What you should do →
From the entries, copy each line that includes "description".

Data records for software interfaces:

——————————

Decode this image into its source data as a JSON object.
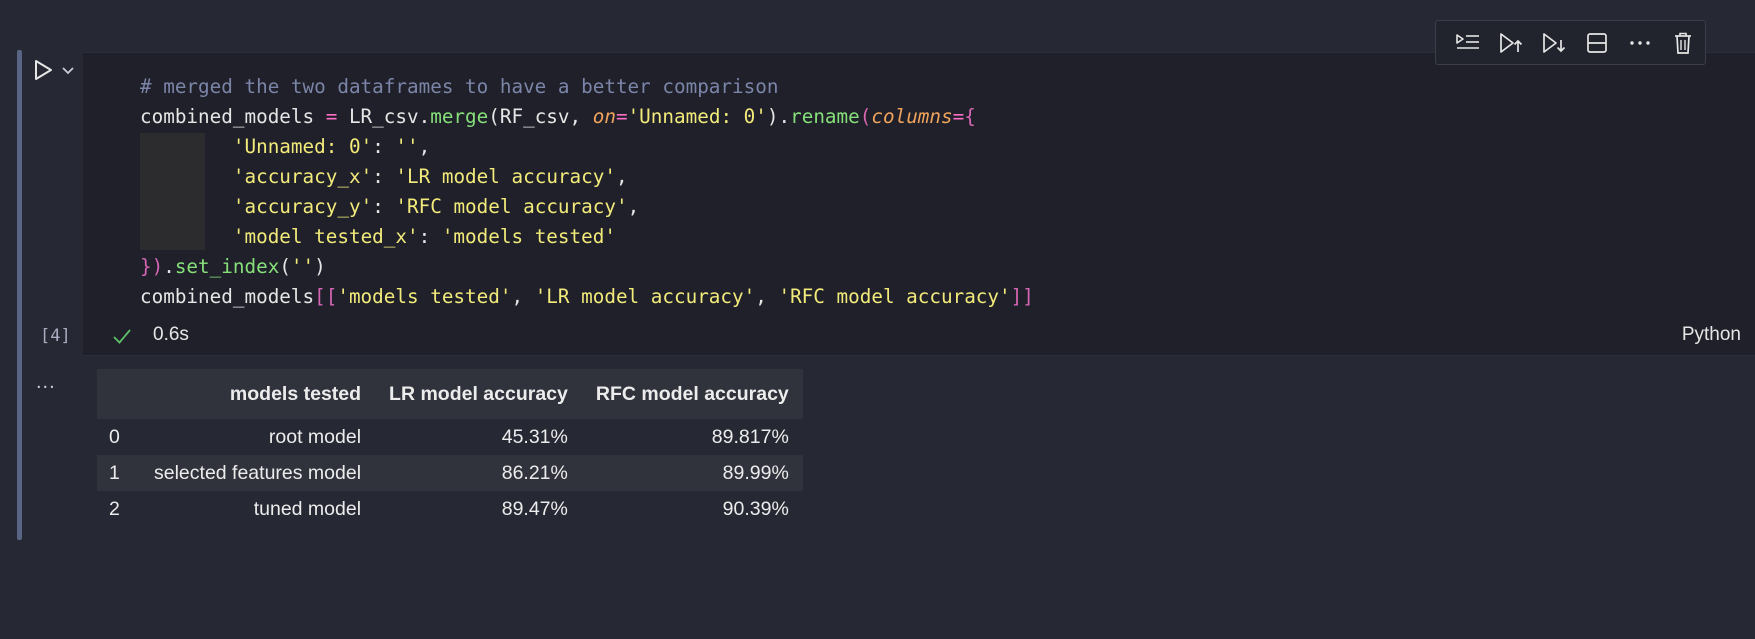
{
  "cell": {
    "code_lines": [
      [
        {
          "t": "# merged the two dataframes to have a better comparison",
          "c": "c-comment"
        }
      ],
      [
        {
          "t": "combined_models ",
          "c": ""
        },
        {
          "t": "=",
          "c": "c-op"
        },
        {
          "t": " LR_csv.",
          "c": ""
        },
        {
          "t": "merge",
          "c": "c-fn"
        },
        {
          "t": "(RF_csv, ",
          "c": ""
        },
        {
          "t": "on",
          "c": "c-param"
        },
        {
          "t": "=",
          "c": "c-op"
        },
        {
          "t": "'Unnamed: 0'",
          "c": "c-str"
        },
        {
          "t": ").",
          "c": ""
        },
        {
          "t": "rename",
          "c": "c-fn"
        },
        {
          "t": "(",
          "c": "c-br1"
        },
        {
          "t": "columns",
          "c": "c-param"
        },
        {
          "t": "=",
          "c": "c-op"
        },
        {
          "t": "{",
          "c": "c-br1"
        }
      ],
      [
        {
          "t": "        ",
          "c": ""
        },
        {
          "t": "'Unnamed: 0'",
          "c": "c-str"
        },
        {
          "t": ": ",
          "c": ""
        },
        {
          "t": "''",
          "c": "c-str"
        },
        {
          "t": ",",
          "c": ""
        }
      ],
      [
        {
          "t": "        ",
          "c": ""
        },
        {
          "t": "'accuracy_x'",
          "c": "c-str"
        },
        {
          "t": ": ",
          "c": ""
        },
        {
          "t": "'LR model accuracy'",
          "c": "c-str"
        },
        {
          "t": ",",
          "c": ""
        }
      ],
      [
        {
          "t": "        ",
          "c": ""
        },
        {
          "t": "'accuracy_y'",
          "c": "c-str"
        },
        {
          "t": ": ",
          "c": ""
        },
        {
          "t": "'RFC model accuracy'",
          "c": "c-str"
        },
        {
          "t": ",",
          "c": ""
        }
      ],
      [
        {
          "t": "        ",
          "c": ""
        },
        {
          "t": "'model tested_x'",
          "c": "c-str"
        },
        {
          "t": ": ",
          "c": ""
        },
        {
          "t": "'models tested'",
          "c": "c-str"
        }
      ],
      [
        {
          "t": "})",
          "c": "c-br1"
        },
        {
          "t": ".",
          "c": ""
        },
        {
          "t": "set_index",
          "c": "c-fn"
        },
        {
          "t": "(",
          "c": ""
        },
        {
          "t": "''",
          "c": "c-str"
        },
        {
          "t": ")",
          "c": ""
        }
      ],
      [
        {
          "t": "combined_models",
          "c": ""
        },
        {
          "t": "[[",
          "c": "c-br2"
        },
        {
          "t": "'models tested'",
          "c": "c-str"
        },
        {
          "t": ", ",
          "c": ""
        },
        {
          "t": "'LR model accuracy'",
          "c": "c-str"
        },
        {
          "t": ", ",
          "c": ""
        },
        {
          "t": "'RFC model accuracy'",
          "c": "c-str"
        },
        {
          "t": "]]",
          "c": "c-br2"
        }
      ]
    ],
    "execution_count": "[4]",
    "exec_time": "0.6s",
    "kernel": "Python",
    "output_more": "...",
    "colors": {
      "accent_bar": "#5a6585",
      "check": "#5fbf6a"
    }
  },
  "toolbar": {
    "buttons": [
      {
        "icon": "run-by-line-icon"
      },
      {
        "icon": "execute-above-icon"
      },
      {
        "icon": "execute-below-icon"
      },
      {
        "icon": "split-cell-icon"
      },
      {
        "icon": "more-actions-icon"
      },
      {
        "icon": "delete-cell-icon"
      }
    ]
  },
  "output": {
    "columns": [
      "",
      "models tested",
      "LR model accuracy",
      "RFC model accuracy"
    ],
    "rows": [
      [
        "0",
        "root model",
        "45.31%",
        "89.817%"
      ],
      [
        "1",
        "selected features model",
        "86.21%",
        "89.99%"
      ],
      [
        "2",
        "tuned model",
        "89.47%",
        "90.39%"
      ]
    ]
  }
}
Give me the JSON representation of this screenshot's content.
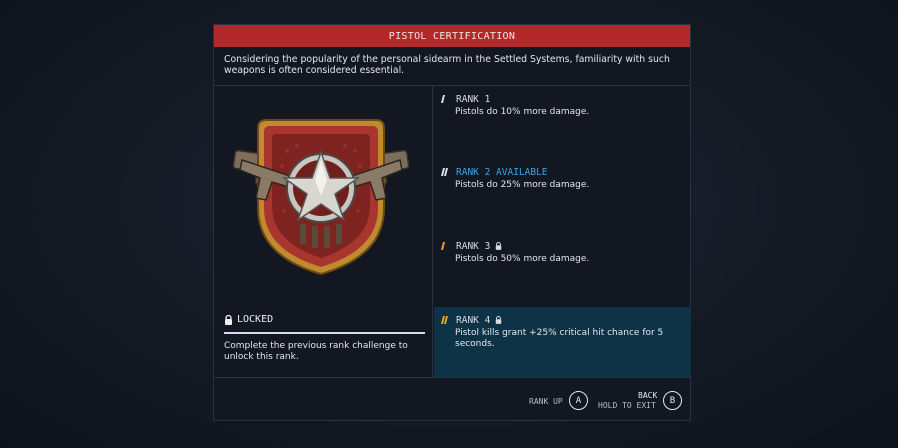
{
  "panel": {
    "title": "PISTOL CERTIFICATION",
    "description": "Considering the popularity of the personal sidearm in the Settled Systems, familiarity with such weapons is often considered essential."
  },
  "status": {
    "label": "LOCKED",
    "description": "Complete the previous rank challenge to unlock this rank."
  },
  "ranks": [
    {
      "title": "RANK 1",
      "description": "Pistols do 10% more damage.",
      "locked": false,
      "available": false,
      "selected": false
    },
    {
      "title": "RANK 2 AVAILABLE",
      "description": "Pistols do 25% more damage.",
      "locked": false,
      "available": true,
      "selected": false
    },
    {
      "title": "RANK 3",
      "description": "Pistols do 50% more damage.",
      "locked": true,
      "available": false,
      "selected": false
    },
    {
      "title": "RANK 4",
      "description": "Pistol kills grant +25% critical hit chance for 5 seconds.",
      "locked": true,
      "available": false,
      "selected": true
    }
  ],
  "footer": {
    "rank_up_label": "RANK UP",
    "rank_up_key": "A",
    "back_label": "BACK",
    "hold_exit_label": "HOLD TO EXIT",
    "back_key": "B"
  },
  "colors": {
    "title_bar": "#b3282b",
    "available_text": "#3aa7e6",
    "selected_row": "#0f3346",
    "rank_bar_white": "#d8dde6",
    "rank_bar_orange": "#e8a22c"
  },
  "icons": [
    "lock-icon",
    "skill-badge-icon",
    "rank-bars-icon"
  ]
}
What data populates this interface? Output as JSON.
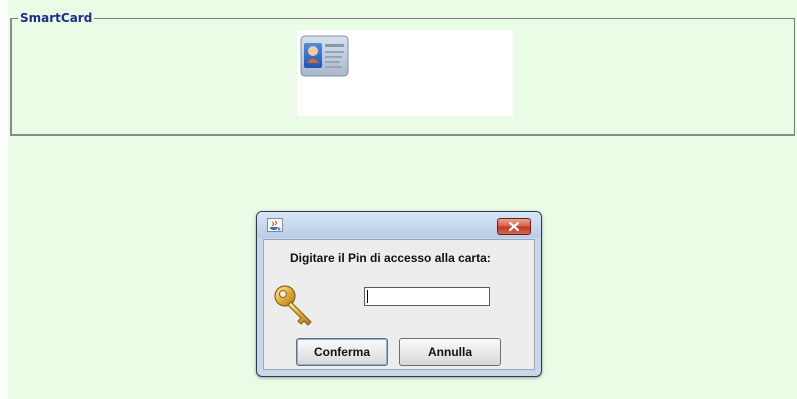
{
  "smartcard_panel": {
    "legend": "SmartCard",
    "card_icon": "id-card-icon"
  },
  "pin_dialog": {
    "title_icon": "java-app-icon",
    "close_icon": "close-icon",
    "prompt": "Digitare il Pin di accesso alla carta:",
    "key_icon": "key-icon",
    "pin_value": "",
    "confirm_label": "Conferma",
    "cancel_label": "Annulla"
  },
  "colors": {
    "page_background": "#eafbe6",
    "legend_text": "#1f2d86",
    "dialog_frame": "#c8d7ea",
    "close_button": "#c2361f",
    "key_gold": "#e2b13a"
  }
}
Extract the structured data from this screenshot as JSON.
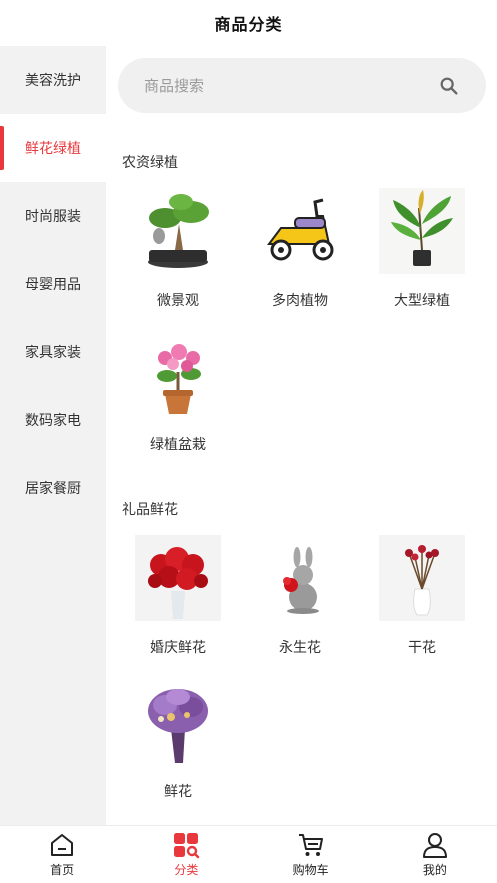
{
  "header": {
    "title": "商品分类"
  },
  "sidebar": {
    "items": [
      {
        "label": "美容洗护",
        "active": false
      },
      {
        "label": "鲜花绿植",
        "active": true
      },
      {
        "label": "时尚服装",
        "active": false
      },
      {
        "label": "母婴用品",
        "active": false
      },
      {
        "label": "家具家装",
        "active": false
      },
      {
        "label": "数码家电",
        "active": false
      },
      {
        "label": "居家餐厨",
        "active": false
      }
    ]
  },
  "search": {
    "placeholder": "商品搜索",
    "icon": "search-icon"
  },
  "sections": [
    {
      "title": "农资绿植",
      "items": [
        {
          "label": "微景观",
          "icon": "bonsai-image"
        },
        {
          "label": "多肉植物",
          "icon": "scooter-image"
        },
        {
          "label": "大型绿植",
          "icon": "potted-plant-image"
        },
        {
          "label": "绿植盆栽",
          "icon": "flowering-pot-image"
        }
      ]
    },
    {
      "title": "礼品鲜花",
      "items": [
        {
          "label": "婚庆鲜花",
          "icon": "rose-bouquet-image"
        },
        {
          "label": "永生花",
          "icon": "rabbit-rose-image"
        },
        {
          "label": "干花",
          "icon": "dried-flowers-image"
        },
        {
          "label": "鲜花",
          "icon": "lavender-bouquet-image"
        }
      ]
    }
  ],
  "tabbar": {
    "tabs": [
      {
        "label": "首页",
        "icon": "home-icon",
        "active": false
      },
      {
        "label": "分类",
        "icon": "category-icon",
        "active": true
      },
      {
        "label": "购物车",
        "icon": "cart-icon",
        "active": false
      },
      {
        "label": "我的",
        "icon": "user-icon",
        "active": false
      }
    ]
  },
  "colors": {
    "accent": "#e8383d",
    "sidebar_bg": "#f2f2f2",
    "search_bg": "#f0f0f0"
  }
}
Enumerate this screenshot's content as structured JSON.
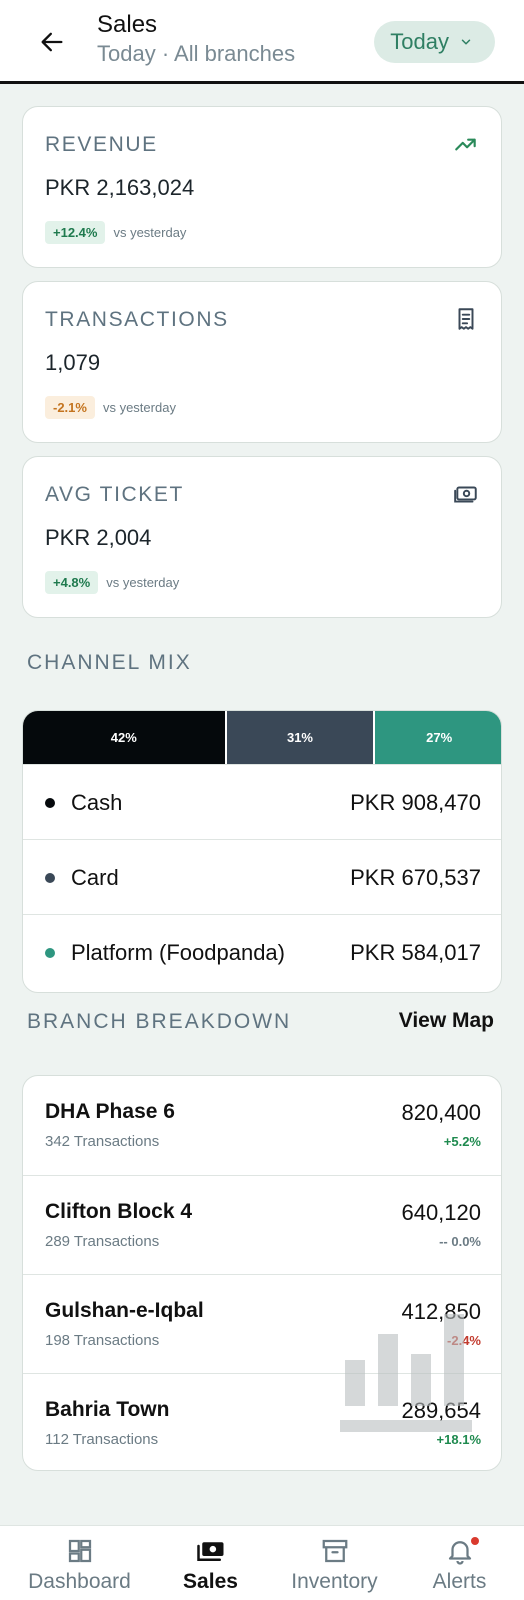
{
  "header": {
    "title": "Sales",
    "subtitle": "Today · All branches",
    "period_label": "Today"
  },
  "kpis": [
    {
      "label": "REVENUE",
      "value": "PKR 2,163,024",
      "change": "+12.4%",
      "direction": "up",
      "compare": "vs yesterday",
      "icon": "trending-up-icon"
    },
    {
      "label": "TRANSACTIONS",
      "value": "1,079",
      "change": "-2.1%",
      "direction": "down",
      "compare": "vs yesterday",
      "icon": "receipt-icon"
    },
    {
      "label": "AVG TICKET",
      "value": "PKR 2,004",
      "change": "+4.8%",
      "direction": "up",
      "compare": "vs yesterday",
      "icon": "cash-icon"
    }
  ],
  "channel_mix": {
    "title": "CHANNEL MIX",
    "segments": [
      {
        "percent_label": "42%",
        "share": 0.42,
        "color": "#05090c"
      },
      {
        "percent_label": "31%",
        "share": 0.31,
        "color": "#3a4857"
      },
      {
        "percent_label": "27%",
        "share": 0.27,
        "color": "#2e9680"
      }
    ],
    "rows": [
      {
        "name": "Cash",
        "amount": "PKR 908,470",
        "color": "#05090c"
      },
      {
        "name": "Card",
        "amount": "PKR 670,537",
        "color": "#3a4857"
      },
      {
        "name": "Platform (Foodpanda)",
        "amount": "PKR 584,017",
        "color": "#2e9680"
      }
    ]
  },
  "branches": {
    "title": "BRANCH BREAKDOWN",
    "view_map_label": "View Map",
    "rows": [
      {
        "name": "DHA Phase 6",
        "transactions": "342 Transactions",
        "amount": "820,400",
        "change": "+5.2%",
        "trend": "pos"
      },
      {
        "name": "Clifton Block 4",
        "transactions": "289 Transactions",
        "amount": "640,120",
        "change": "-- 0.0%",
        "trend": "flat"
      },
      {
        "name": "Gulshan-e-Iqbal",
        "transactions": "198 Transactions",
        "amount": "412,850",
        "change": "-2.4%",
        "trend": "neg"
      },
      {
        "name": "Bahria Town",
        "transactions": "112 Transactions",
        "amount": "289,654",
        "change": "+18.1%",
        "trend": "pos"
      }
    ]
  },
  "bottom_nav": [
    {
      "label": "Dashboard",
      "icon": "dashboard-icon",
      "active": false
    },
    {
      "label": "Sales",
      "icon": "sales-icon",
      "active": true
    },
    {
      "label": "Inventory",
      "icon": "inventory-icon",
      "active": false
    },
    {
      "label": "Alerts",
      "icon": "bell-icon",
      "active": false
    }
  ]
}
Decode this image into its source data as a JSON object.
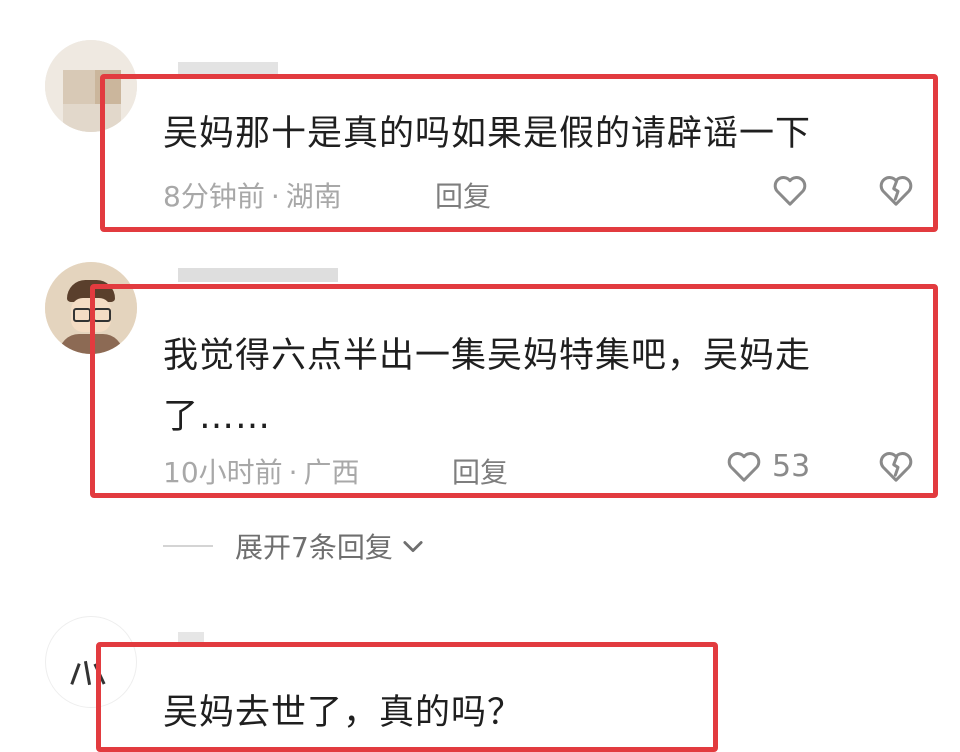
{
  "comments": [
    {
      "text": "吴妈那十是真的吗如果是假的请辟谣一下",
      "time": "8分钟前",
      "separator": "·",
      "location": "湖南",
      "reply_label": "回复",
      "like_count": ""
    },
    {
      "text_line1": "我觉得六点半出一集吴妈特集吧，吴妈走",
      "text_line2": "了……",
      "time": "10小时前",
      "separator": "·",
      "location": "广西",
      "reply_label": "回复",
      "like_count": "53",
      "expand_label": "展开7条回复"
    },
    {
      "text": "吴妈去世了，真的吗？"
    }
  ],
  "icons": {
    "like": "heart-outline-icon",
    "dislike": "broken-heart-icon",
    "expand": "chevron-down-icon"
  },
  "colors": {
    "highlight_box": "#e23b3f",
    "meta_text": "#a8a8a8",
    "reply_text": "#7e7e7e"
  }
}
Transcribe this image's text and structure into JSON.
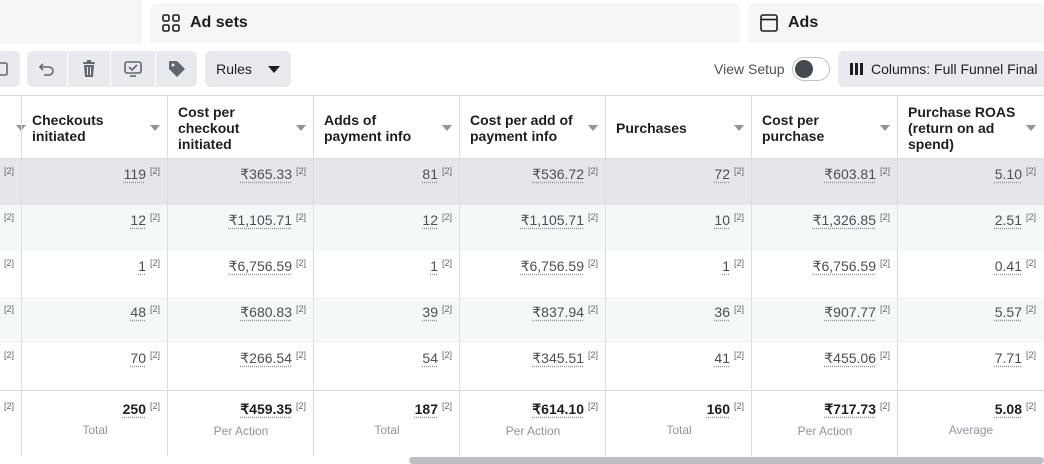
{
  "tabs": {
    "adsets_label": "Ad sets",
    "ads_label": "Ads"
  },
  "toolbar": {
    "rules_label": "Rules",
    "view_setup_label": "View Setup",
    "columns_label": "Columns: Full Funnel Final"
  },
  "table": {
    "headers": {
      "checkouts": "Checkouts initiated",
      "cost_checkout": "Cost per checkout initiated",
      "adds_payment": "Adds of payment info",
      "cost_add_payment": "Cost per add of payment info",
      "purchases": "Purchases",
      "cost_purchase": "Cost per purchase",
      "roas": "Purchase ROAS (return on ad spend)"
    },
    "footnote": "[2]",
    "rows": [
      {
        "checkouts": "119",
        "cost_checkout": "₹365.33",
        "adds_payment": "81",
        "cost_add_payment": "₹536.72",
        "purchases": "72",
        "cost_purchase": "₹603.81",
        "roas": "5.10"
      },
      {
        "checkouts": "12",
        "cost_checkout": "₹1,105.71",
        "adds_payment": "12",
        "cost_add_payment": "₹1,105.71",
        "purchases": "10",
        "cost_purchase": "₹1,326.85",
        "roas": "2.51"
      },
      {
        "checkouts": "1",
        "cost_checkout": "₹6,756.59",
        "adds_payment": "1",
        "cost_add_payment": "₹6,756.59",
        "purchases": "1",
        "cost_purchase": "₹6,756.59",
        "roas": "0.41"
      },
      {
        "checkouts": "48",
        "cost_checkout": "₹680.83",
        "adds_payment": "39",
        "cost_add_payment": "₹837.94",
        "purchases": "36",
        "cost_purchase": "₹907.77",
        "roas": "5.57"
      },
      {
        "checkouts": "70",
        "cost_checkout": "₹266.54",
        "adds_payment": "54",
        "cost_add_payment": "₹345.51",
        "purchases": "41",
        "cost_purchase": "₹455.06",
        "roas": "7.71"
      }
    ],
    "totals": {
      "checkouts": "250",
      "checkouts_lbl": "Total",
      "cost_checkout": "₹459.35",
      "cost_checkout_lbl": "Per Action",
      "adds_payment": "187",
      "adds_payment_lbl": "Total",
      "cost_add_payment": "₹614.10",
      "cost_add_payment_lbl": "Per Action",
      "purchases": "160",
      "purchases_lbl": "Total",
      "cost_purchase": "₹717.73",
      "cost_purchase_lbl": "Per Action",
      "roas": "5.08",
      "roas_lbl": "Average"
    }
  },
  "colors": {
    "row_selected": "#e4e6e9",
    "row_alt": "#f5f8f8"
  }
}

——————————

Answer below →
    "description": "Considering the popularity of the personal sidearm in the Settled Systems, familiarity with such weapons is often considered essential."
    "description": "Complete the previous rank challenge to unlock this rank."
      "description": "Pistols do 10% more damage.",
      "description": "Pistols do 25% more damage.",
      "description": "Pistols do 50% more damage.",
      "description": "Pistol kills grant +25% critical hit chance for 5 seconds.",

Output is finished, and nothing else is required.